Here it is: Consider a school with 1000 lockers, the doors to which are all closed at the start of the new academic year. Coincidentally, there are exactly 1000 students who are enrolled there! When the new school year begins, the first student walks by each locker and opens it. The second student then closes the even-numbered lockers. The third student goes to every third locker, shuts it if it is open and opens it if it is closed. The fourth student goes to every fourth locker, shuts it if it is open and opens it if it is closed. In this way, each nth student follows the pattern, thereby changing the status of each nth locker. After all 1000 students pass by all 1000 lockers, which ones remain open?
If you use a small sample, you might come up with the answer on your own. However, the important thing to consider is: why? Why should THOSE numbered lockers be the ones to be open at the end? To see the solution and explanation, scroll down a bit after the following illustration. Hope this was an intriguing pastime and that you look forward to more puzzlers!ANSWER: Perfect squares

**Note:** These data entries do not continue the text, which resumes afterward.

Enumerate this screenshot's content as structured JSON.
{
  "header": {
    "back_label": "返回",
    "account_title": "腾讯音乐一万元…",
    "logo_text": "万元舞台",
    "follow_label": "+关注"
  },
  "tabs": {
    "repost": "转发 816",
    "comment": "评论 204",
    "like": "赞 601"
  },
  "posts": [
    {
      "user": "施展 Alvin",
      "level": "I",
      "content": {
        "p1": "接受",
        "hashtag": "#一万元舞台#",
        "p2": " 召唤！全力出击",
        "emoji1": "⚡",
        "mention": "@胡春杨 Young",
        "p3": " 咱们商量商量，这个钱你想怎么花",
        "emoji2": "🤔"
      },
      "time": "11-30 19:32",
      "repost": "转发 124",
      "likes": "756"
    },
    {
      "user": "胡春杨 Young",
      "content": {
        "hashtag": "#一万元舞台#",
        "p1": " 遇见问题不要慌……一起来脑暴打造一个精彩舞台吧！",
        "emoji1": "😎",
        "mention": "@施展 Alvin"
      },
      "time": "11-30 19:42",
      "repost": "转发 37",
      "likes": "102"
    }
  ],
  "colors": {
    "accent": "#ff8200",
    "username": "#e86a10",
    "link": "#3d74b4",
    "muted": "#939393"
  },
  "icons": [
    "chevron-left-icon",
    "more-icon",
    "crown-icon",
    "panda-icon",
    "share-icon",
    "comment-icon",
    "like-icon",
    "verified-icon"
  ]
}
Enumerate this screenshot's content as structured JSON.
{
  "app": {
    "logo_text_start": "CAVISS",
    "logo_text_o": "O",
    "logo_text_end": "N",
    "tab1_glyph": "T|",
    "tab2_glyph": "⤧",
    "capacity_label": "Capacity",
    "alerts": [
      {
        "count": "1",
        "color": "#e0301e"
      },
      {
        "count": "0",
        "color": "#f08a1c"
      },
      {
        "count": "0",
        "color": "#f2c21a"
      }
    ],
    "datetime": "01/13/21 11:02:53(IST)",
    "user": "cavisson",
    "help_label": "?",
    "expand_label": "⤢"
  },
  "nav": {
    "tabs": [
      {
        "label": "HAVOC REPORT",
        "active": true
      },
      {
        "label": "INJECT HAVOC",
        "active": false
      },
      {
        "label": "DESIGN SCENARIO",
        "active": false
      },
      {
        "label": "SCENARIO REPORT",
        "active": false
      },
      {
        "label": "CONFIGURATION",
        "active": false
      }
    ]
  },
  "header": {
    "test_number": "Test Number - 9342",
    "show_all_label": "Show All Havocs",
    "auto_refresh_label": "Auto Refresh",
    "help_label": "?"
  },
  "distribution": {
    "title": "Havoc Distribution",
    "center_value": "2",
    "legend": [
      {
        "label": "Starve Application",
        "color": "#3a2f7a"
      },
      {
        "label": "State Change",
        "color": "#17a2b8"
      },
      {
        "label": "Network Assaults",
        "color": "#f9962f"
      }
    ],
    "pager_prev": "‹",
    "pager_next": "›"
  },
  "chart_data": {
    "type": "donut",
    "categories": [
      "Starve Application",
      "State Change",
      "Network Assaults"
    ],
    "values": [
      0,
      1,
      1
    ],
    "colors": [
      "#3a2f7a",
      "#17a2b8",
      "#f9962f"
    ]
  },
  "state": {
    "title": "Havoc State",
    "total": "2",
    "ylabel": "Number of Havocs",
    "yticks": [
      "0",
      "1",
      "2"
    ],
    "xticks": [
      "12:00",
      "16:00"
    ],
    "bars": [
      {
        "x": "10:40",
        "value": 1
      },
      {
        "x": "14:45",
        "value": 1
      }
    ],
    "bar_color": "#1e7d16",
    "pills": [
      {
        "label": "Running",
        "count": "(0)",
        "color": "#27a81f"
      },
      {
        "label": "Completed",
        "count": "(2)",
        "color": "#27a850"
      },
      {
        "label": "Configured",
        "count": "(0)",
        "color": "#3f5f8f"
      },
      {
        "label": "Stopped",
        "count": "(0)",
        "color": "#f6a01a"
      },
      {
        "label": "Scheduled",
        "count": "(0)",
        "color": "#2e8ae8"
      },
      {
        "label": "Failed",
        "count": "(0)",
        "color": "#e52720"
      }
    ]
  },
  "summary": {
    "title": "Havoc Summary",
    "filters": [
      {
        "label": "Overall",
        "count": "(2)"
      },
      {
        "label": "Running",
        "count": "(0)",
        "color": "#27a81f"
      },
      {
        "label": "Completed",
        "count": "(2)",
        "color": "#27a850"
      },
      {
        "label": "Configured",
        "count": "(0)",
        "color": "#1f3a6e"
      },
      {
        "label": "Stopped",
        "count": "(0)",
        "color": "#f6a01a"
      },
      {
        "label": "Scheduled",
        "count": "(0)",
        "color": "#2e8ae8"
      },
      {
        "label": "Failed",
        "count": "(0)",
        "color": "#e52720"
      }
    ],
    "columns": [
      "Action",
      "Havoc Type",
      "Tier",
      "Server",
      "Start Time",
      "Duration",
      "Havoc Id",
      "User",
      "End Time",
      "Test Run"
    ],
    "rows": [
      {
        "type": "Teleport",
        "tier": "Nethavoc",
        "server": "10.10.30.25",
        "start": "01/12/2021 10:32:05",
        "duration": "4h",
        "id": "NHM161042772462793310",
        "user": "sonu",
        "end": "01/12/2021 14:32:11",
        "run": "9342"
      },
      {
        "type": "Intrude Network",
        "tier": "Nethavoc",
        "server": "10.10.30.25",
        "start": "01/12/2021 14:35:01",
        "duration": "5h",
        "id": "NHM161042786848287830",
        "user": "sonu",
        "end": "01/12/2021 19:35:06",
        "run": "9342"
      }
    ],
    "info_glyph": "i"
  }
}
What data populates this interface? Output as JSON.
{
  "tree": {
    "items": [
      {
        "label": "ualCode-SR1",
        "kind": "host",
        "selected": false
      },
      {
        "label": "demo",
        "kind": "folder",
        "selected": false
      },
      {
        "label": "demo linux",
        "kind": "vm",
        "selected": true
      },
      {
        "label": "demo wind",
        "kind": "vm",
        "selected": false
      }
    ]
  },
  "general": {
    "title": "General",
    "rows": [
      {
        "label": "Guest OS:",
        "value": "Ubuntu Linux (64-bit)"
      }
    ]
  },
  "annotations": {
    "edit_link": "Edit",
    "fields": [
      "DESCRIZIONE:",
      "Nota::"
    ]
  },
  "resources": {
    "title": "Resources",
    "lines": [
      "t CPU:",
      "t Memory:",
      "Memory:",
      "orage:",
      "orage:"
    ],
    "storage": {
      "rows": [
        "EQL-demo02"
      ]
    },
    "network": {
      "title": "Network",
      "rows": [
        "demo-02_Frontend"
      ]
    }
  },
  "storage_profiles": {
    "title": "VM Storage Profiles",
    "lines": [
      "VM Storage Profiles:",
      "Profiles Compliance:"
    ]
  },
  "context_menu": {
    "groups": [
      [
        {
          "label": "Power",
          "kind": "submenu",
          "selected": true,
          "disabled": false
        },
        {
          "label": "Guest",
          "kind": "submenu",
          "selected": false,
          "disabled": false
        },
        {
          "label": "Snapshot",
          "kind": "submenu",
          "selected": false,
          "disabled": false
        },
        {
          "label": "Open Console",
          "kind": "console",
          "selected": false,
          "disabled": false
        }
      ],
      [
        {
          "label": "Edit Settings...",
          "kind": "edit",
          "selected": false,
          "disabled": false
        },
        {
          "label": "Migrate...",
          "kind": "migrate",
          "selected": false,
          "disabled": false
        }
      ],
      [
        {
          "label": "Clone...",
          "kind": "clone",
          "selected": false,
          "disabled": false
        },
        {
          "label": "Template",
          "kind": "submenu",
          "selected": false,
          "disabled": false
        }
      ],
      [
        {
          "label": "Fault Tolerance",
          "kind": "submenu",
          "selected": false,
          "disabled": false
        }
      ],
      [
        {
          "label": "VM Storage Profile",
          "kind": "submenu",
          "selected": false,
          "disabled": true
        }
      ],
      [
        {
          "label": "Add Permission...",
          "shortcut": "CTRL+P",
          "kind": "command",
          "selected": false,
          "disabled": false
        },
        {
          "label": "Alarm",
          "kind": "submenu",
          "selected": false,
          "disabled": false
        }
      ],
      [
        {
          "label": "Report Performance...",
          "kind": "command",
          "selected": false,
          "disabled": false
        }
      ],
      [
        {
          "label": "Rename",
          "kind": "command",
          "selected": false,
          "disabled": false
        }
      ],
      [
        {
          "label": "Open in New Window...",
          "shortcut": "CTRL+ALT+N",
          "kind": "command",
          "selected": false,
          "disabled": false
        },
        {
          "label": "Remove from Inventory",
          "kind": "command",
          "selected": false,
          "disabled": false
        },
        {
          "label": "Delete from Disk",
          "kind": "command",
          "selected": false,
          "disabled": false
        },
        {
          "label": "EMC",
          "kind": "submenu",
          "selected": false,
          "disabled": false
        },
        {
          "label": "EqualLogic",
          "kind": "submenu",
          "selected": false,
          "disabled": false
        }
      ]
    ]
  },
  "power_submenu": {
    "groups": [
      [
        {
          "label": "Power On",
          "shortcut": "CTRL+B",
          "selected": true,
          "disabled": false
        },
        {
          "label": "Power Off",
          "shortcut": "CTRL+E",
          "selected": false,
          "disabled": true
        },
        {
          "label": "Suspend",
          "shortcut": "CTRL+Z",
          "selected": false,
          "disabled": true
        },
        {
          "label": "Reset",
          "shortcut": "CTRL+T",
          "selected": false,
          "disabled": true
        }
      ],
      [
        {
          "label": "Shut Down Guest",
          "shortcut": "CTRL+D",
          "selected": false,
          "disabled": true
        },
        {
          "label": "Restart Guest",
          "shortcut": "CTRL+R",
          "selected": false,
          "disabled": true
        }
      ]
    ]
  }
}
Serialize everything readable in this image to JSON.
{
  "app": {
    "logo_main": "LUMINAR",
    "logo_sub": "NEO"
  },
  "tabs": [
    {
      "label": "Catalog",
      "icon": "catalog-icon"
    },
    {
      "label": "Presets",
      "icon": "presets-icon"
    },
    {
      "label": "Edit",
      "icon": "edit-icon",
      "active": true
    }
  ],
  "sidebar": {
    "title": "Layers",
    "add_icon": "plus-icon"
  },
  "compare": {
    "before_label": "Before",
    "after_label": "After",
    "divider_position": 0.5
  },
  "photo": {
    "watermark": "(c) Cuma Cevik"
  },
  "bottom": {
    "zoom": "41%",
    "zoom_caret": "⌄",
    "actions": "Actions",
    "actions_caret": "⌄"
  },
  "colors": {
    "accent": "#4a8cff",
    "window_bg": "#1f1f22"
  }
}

WHY? First of all, it should be clear that if a locker is touched an ODD number of times, it will be open. Secondly, when is a locker touched? When the student’s number is a FACTOR of the locker. That is, locker number 12 is touched by students # 1, 2, 3, 4, 6 and, finally, 12. Since that’s an even number of times, it will be closed in the end. Therefore, we’re looking for locker numbers which contain an ODD number of factors, like 36, whose factors are 1, 2, 3, 4, 6, 9, 12, 18 and 36 (i.e., two of its factors – 6 – are the same number). These are the PERFECT SQUARES. Simple and elegant – that’s Mathematics!